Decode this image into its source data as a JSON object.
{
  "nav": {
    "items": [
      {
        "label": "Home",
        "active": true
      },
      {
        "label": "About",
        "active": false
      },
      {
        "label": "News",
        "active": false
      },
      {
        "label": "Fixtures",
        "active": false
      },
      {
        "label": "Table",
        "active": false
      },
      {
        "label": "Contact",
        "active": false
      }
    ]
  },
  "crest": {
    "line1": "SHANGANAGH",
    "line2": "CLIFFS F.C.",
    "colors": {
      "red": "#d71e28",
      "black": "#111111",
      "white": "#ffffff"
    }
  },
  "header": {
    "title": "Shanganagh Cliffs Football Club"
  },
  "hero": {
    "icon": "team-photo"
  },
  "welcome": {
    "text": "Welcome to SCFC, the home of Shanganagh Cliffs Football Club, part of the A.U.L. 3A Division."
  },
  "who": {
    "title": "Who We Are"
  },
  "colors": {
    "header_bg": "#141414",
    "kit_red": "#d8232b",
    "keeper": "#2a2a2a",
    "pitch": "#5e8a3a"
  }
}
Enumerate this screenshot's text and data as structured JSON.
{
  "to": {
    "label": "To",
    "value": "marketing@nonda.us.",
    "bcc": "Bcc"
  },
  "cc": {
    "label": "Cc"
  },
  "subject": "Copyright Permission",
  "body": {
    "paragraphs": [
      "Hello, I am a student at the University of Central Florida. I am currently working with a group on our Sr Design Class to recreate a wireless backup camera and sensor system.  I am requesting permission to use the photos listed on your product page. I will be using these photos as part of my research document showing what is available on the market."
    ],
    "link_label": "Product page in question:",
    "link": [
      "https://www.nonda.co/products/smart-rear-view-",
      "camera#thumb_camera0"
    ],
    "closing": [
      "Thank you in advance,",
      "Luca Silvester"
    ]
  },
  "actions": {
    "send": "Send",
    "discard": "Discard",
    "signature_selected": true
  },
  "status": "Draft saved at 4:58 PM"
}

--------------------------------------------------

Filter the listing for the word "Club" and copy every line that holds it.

    "title": "Shanganagh Cliffs Football Club"
    "text": "Welcome to SCFC, the home of Shanganagh Cliffs Football Club, part of the A.U.L. 3A Division."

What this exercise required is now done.